uCreating a supplemental trust.

The city would create a separate legal trust to fund CalPERS benefits that can only be used to reimburse the city for payments to CalPERS or to make direct payments to CalPERS. The funds cannot be used for any other purpose. The trust would be tax exempt.

The investments in such a trust are less restrictive than city assets meaning they’d likely earn higher returns than other city funds. Even though they might be riskier than how city funds are restricted in terms of investment, they are likely to be less volatile investments than CalPERS that often makes political decisions not to invest in products or firms in specific countries even though they had much more solid high return histories such as guns and tobacco. In other words, investing is driven by the highest safe return within parameters of investing focused only on the best possible outcome and not taking into consideration political correctness issues.

uShorten amortization period.

The city could request CalPERS implement a shorter amortization period for the paying of Manteca’s pension liability shortfall. It would result in less interest being paid and a lower long term payment. Those higher short term payments, though, become required. It means the city can’t revert back to longer amortization in an economic downturn.

uTarget a specific amortization base.

It would take council action to pay the higher payment based off of the shorter amortization term. It would result in less interest paid over a shorter period of time and allows the ability to revert back to longer amortization in an economic downtown.

uOne-time payments.

This strategy would use a portion or all of one time money for lump sum payments. It could also dedicate specific revenue to go only toward pension payments. The strategy could also involve dedicating any budget residual for one time lump sum payments. The bottom line is anything that can be paid sooner will decrease the amount of interest the city will pay over time.

Ogden noted the city has a lot of pressing and competing demands for revenue when it increases. And while that could create tradeoffs if any of the strategies are implemented, it means the city would be able to ultimately meet its obligation by spending less money due to the avoidance of interest.


What city employees

pay toward retirement

The city is already several steps ahead of most agencies in the state. They have changed the benefit formulas where new hires have to work longer to earn full benefits. All employees pay 100 percent of the employee contribution as opposed to many other agencies that allow employees to pay less than the level set by CalPERS. In addition employee groups are paying part of the employer contribution as well.

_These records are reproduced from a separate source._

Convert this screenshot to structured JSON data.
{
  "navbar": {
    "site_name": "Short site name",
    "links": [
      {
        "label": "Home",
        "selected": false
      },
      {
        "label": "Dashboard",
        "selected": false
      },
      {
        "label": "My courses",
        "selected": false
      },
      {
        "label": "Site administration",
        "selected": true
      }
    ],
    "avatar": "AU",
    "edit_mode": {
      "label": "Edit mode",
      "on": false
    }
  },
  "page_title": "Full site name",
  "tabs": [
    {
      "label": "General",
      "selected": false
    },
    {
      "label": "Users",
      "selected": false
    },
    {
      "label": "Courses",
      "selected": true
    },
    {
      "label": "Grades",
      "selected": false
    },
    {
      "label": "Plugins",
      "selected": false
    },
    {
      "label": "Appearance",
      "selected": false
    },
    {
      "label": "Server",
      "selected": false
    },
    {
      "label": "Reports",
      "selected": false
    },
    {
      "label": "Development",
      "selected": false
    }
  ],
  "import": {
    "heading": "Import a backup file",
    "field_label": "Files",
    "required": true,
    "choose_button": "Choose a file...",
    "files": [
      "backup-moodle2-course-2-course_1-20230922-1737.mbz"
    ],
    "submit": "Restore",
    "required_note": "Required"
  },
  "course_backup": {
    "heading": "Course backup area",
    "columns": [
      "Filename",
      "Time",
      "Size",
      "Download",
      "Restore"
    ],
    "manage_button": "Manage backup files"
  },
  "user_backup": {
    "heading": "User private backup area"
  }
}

Employees and the percent of their retirement contributions they are now paying that includes both 100 percent of the employee share and a part of the employer share based on their earnings for Tier 1 newer hires and Tier II hires are as follows:

uConfidential mid-managers: Tier 1, 13.75%; Tier 2, 12.75%

uExecutive management: Tier 1, 19% (22% for fire and police); Tier 2, 18%

uFire: Tier 1 and 2: 18%

uGeneral services: Tier 1 and 2, 6%

uManteca Police Employees Association: Tier 1, 19%; Tier 2, 18%

uManteca Police Officers Association: Tier 1 and 2, 18%

uMid-managers: Tier 1, 13.75%; Tier 2, 12.75%

uPublic safety mid-managers: Tier 1, 14.75%; Tier 2, 12.75%

uTechnical support: Tier 1, 8%; Tier 2, 7%

Of course, the city’s pension liability increases as wages increase given annual retirement benefits start based on a percentage of the three highest years of pay under city employment.

Projections of increased payroll costs presented at a budget workshop in February noted the cost of salaries and the net cost of employer contributions for the city as the employer over the next eight fiscal years.

uFiscal year 2018: $18.7 million payroll, $4.7 million pension cost

uFiscal year 2019: $19.2 million payroll, $5.4 million pension cost

uFiscal year 2020: $19.8 million payroll, $6.2 million pension cost

uFiscal year 2021: $20.4 million payroll, $7.1 million pension cost

uFiscal year 2022: $21 million payroll, $7.8 million pension cost

uFiscal year 2023: $21.6 million payroll, $7.9 million pension cost

uFiscal year 2024: $22.3 million payroll, $9.2 million pension cost

uFiscal year 2021: $23 million payroll, $10 million pension cost


To contact Dennis Wyatt, email